I’ve been noticing some serious muscle growth on my lower legs a.k.a calves these days. And I mean SERIOUS – my calves are getting that “diamond shape” that most body builders lust after – and whats even more important is the functional strength and endurance they add to an already well exercised pair of legs.
Now, if you’ve been reading my notes regularly, you’ll know that I’m a fan of focusing on tough, compound movements for the larger muscles (thighs, back etc) as opposed to “isolating” the smaller muscles such as the calves and forearms. And with good reason as well – working the larger muscles into the ground leads to tremendous overall gains in strength and stamina – and rapid fat loss as well, if we’re talking about regular hill climbs (an absolute quadriceps killer if done right).
But while isolating muscle groups is a huge mistake, it is also important to know that the smaller muscles must not be completely ignored as they are usually the “weak link” in any chain. And as the saying goes, you are only as strong as your weakest link. Case in point being weak forearms and thick bar pull-ups – something that a lot of folks can probably identify with, by the way - how would you be able to do these for reps if you can barely GRIP (and hold on to) that thick bar, much less pull yourself up on it?
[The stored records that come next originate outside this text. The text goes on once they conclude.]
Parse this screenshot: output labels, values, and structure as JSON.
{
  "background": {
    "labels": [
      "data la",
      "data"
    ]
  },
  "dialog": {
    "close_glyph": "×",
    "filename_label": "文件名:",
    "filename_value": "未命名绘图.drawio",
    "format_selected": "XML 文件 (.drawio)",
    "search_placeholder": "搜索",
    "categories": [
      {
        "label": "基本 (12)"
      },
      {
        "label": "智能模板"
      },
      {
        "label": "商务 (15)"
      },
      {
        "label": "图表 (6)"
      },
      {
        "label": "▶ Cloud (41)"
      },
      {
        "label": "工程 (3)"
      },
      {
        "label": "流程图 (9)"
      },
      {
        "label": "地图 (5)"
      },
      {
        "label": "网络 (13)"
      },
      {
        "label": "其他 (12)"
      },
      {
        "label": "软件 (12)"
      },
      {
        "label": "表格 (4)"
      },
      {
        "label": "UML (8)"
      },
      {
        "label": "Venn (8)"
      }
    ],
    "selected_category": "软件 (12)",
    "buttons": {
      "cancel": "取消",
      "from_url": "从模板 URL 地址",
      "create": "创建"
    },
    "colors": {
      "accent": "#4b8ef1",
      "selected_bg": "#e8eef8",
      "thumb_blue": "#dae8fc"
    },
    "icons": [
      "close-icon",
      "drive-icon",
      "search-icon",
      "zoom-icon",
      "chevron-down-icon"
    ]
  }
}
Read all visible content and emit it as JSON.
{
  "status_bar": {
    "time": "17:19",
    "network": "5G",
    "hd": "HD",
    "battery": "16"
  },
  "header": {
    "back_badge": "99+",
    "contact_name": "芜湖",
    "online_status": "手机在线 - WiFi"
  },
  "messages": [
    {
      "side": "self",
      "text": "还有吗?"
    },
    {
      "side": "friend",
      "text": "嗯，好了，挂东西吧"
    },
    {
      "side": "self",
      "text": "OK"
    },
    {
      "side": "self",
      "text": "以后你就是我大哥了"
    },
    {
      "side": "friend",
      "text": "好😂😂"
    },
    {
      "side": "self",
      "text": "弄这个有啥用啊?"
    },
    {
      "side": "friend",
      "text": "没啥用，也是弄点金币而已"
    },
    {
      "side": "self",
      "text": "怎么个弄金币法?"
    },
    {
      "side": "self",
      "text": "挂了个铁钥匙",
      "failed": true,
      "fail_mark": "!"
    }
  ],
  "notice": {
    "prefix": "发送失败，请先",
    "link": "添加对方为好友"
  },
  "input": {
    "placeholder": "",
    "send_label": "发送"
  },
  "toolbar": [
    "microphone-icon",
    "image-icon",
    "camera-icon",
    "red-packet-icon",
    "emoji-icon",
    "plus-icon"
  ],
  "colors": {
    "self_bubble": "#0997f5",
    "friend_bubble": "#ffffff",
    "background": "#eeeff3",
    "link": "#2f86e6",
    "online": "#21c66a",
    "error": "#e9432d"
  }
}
And when it comes to calves, remember that calves are pretty much the equivalent of forearms for the lower body. Ever seen a really strong and functionally fit athlete, strongman, power lifter or combat sports practitioners with weak and underdeveloped calves?
I didn’t think so – and there are many good reasons behind this.
First, calves “connect” the more powerful thigh/hamstring/butt muscles to your feet. The stronger your calves are, the more power you’ll be able to generate through your legs and core – and the better you’ll do at activities that require functional strength (jump starting a dead car battery by pushing the car around, for example – speaking from personal experience here!).
Second, weak calves are an invitation to injury, especially when paired with powerful thighs and
exercise that require the entire leg to work as a unit. The same thing holds true for weak forearms and powerful upper arms – something that came back to bite me strongly in the backside a few years ago while doing handstand pushups in the form of a nasty bone spur on my left wrist. Yow!
Third, strong calves make it much, much easier to warm up when playing any sort of sport or even before your regular workout. Again, I’m saying this from personal experience – it takes me far less time to warm up before my exercises these days due to stronger and more enduring calves – as opposed to a few years back when I could pound out hill climbs “straight out of bed” like there was no tomorrow, but needed a warm up before a brisk walk or jog on flat land regardless.
So, those are three good reasons - there are more as well, but these should suffice for now.
And so, your next question will likely be – well, HOW do I train “dem” calves then?
Well, pretty much the same way I advocate training other body parts – with tough compound exercises that make you use your entire leg as a UNIT – but simultaneously require you to develop strength and endurance in your calves (with size being a byproduct as well in most cases).
Some simple but incredibly powerful (and time honored) exercises that you can use to build up your calves are as follows: -
- Jumping rope: A proven way to build stamina and endurance throughout the entire body, but especially the calves.
- Sprints: Another great, great way to build the calves – and entire body – with one heart pounding, sweat inducing exercise.
- Jogging in place (if done correctly and at the right cadence).
And while those will get your calves (and legs) in great shape, there is FAR, FAR more to working your calves than simply these exercises – and I plan on devoting a book entirely to calf training in the near future. Be on the lookout for that!
So, that’s the tip for the day. If you plan on working out today – make it the best one ever!
P.S.: - The exercises in Fast and Furious Fitness do a pretty darn good job of “prepping” and conditioning your calves for the really brutal stuff at a later stage – grab your copy HERE: - http://rahulmookerjee.com/index.php/articles/83-fast-and-furious-fitness-the-book